The transformational transaction
Enbridge recently announced that it was acquiring Spectra Energy (NYSE:SE) in an all-stock deal valued at $28 billion. Doing so will vault the pro forma company well past Kinder Morgan in size making it the largest energy infrastructure company in North America. More importantly, it will diversify Enbridge's earnings so that it will become much more balanced between liquids and natural gas, which will supply 49% and 47%, respectively, of EBITDA going forward. Contrast that with Kinder Morgan, where natural gas supplies 57% of EBITDA.
Furthermore, 96% of the company's pro forma cash flow comes from stable cost-of-service, take-or-pay, or fee-based contracts. Contrast this with Kinder Morgan where fees support 91% of its cash flow. Meanwhile, less than 5% of Enbridge's cash flow has exposure to commodity prices, while 9% of Kinder Morgan's cash flow is either commodity-based or hedged cash flow. While Kinder Morgan's direct exposure is minor, it is one reason why its distributable cash flow per share declined from $2.14 last year to a projection of $2.10 in 2016.
What sets Enbridge apart is its unmatched growth. By combining its growth project backlog with Spectra Energy's, it boasts an industry-leading $20 billion in projects currently under development compared to $13.5 billion at Kinder Morgan. Enbridge intends to fund the bulk of the backlog through internally generated cash flow, planned asset monetizations, and joint venture contributions.
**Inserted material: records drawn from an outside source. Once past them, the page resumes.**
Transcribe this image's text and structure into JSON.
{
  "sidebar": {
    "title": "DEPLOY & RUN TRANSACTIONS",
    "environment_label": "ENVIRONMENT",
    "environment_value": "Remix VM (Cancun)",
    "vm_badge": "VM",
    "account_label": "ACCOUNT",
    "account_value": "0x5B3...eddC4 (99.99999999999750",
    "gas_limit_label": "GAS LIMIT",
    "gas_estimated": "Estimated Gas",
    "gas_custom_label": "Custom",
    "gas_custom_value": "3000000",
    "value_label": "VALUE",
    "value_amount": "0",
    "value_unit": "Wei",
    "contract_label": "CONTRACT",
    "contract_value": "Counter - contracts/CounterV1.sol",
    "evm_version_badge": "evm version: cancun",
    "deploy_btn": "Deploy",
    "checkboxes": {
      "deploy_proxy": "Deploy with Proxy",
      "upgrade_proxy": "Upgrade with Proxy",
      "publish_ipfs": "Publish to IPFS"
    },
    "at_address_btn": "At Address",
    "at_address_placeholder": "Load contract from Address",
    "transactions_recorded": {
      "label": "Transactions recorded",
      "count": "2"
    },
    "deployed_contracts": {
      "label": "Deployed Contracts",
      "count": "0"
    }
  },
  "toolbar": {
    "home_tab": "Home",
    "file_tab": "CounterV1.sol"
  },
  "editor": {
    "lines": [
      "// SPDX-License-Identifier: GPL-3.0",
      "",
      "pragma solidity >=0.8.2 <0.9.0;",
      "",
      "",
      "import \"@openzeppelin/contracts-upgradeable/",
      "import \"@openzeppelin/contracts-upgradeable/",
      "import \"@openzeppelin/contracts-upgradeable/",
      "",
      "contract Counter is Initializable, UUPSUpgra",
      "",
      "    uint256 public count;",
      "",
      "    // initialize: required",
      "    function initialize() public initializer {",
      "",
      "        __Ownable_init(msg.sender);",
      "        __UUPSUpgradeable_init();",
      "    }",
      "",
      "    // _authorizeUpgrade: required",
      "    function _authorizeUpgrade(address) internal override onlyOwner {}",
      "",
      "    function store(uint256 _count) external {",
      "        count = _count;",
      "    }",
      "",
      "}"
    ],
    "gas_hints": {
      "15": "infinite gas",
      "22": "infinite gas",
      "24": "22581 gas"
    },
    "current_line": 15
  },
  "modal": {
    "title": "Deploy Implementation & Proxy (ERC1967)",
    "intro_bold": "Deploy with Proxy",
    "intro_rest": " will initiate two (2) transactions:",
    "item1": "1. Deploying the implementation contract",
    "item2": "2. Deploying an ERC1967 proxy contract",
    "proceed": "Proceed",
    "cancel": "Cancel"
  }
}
Because of that, it foresees no need to access the equity market to complete its current project backlog.
Enbridge's backlog supports its projections that it will grow its available cash flow from operations by 12% to 14% through 2019. As a result, the company has high visibility to grow its dividend by 10% to 12% through 2024, including an anticipated 15% increase in 2017. Contrast this with Kinder Morgan, which cut its dividend 75% last year and plans to keep its payout flat until it gets its leverage under control. Based on current projections, dividend growth in 2017 is questionable.
In addition to the growth Enbridge already has in development, the company has another $37 billion of future projects to support continued expansion over the next decade. While these projects span all six Enbridge's segments, what differentiates it from Kinder Morgan is the growth potential of its renewable power segment. Not only does Enbridge currently have 1,800 MW of renewable generation capacity already in service, but it has nearly C$10 billion in growth projects under development. These projects consist of offshore wind farms in Europe, transmission lines, and other renewable developments. There's an enormous amount of growth potential in the renewable sector given the global shift away from fossil fuels, which gives Enbridge a nearly endless supply of opportunities in the years ahead.
Enbridge believes that its acquisition of Spectra Energy pushes it over the top to become the must own energy infrastructure stock in the sector. The numbers certainly stand out, with the largest in the group by size and the most growth potential both in the absolute value of its current project backlog as well as projections for double-digit cash flow and dividend growth for the next several years. Needless to say, investors who are interested in Kinder Morgan should check out what Enbridge has to offer.